* [EXERCISE DIRECTIONS]
When you reproduce these records, keep every word exactly and drop the images.

* [PROVIDED INFORMATION]
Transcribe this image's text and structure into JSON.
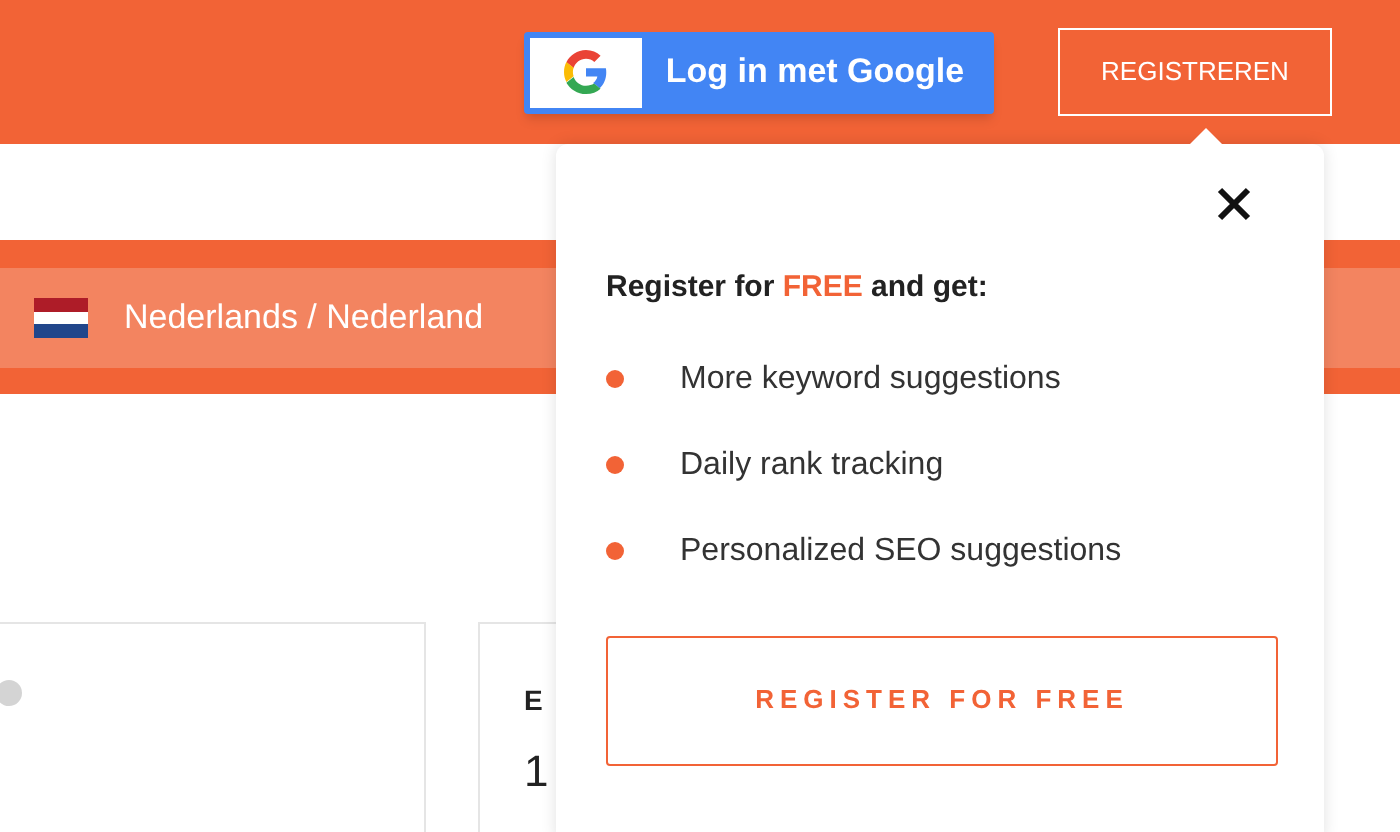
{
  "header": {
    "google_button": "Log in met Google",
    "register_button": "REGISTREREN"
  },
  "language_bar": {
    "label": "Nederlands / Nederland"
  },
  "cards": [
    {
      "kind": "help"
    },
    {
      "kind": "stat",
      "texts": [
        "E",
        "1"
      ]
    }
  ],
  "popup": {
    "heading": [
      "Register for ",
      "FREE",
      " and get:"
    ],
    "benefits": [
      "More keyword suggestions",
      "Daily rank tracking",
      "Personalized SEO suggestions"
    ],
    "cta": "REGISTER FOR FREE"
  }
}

* [RESULT]
Transcribe this image's text and structure into JSON.
{
  "header": {
    "google_button": "Log in met Google",
    "register_button": "REGISTREREN"
  },
  "language_bar": {
    "label": "Nederlands / Nederland"
  },
  "cards": [
    {
      "kind": "help"
    },
    {
      "kind": "stat",
      "texts": [
        "E",
        "1"
      ]
    }
  ],
  "popup": {
    "heading": [
      "Register for ",
      "FREE",
      " and get:"
    ],
    "benefits": [
      "More keyword suggestions",
      "Daily rank tracking",
      "Personalized SEO suggestions"
    ],
    "cta": "REGISTER FOR FREE"
  }
}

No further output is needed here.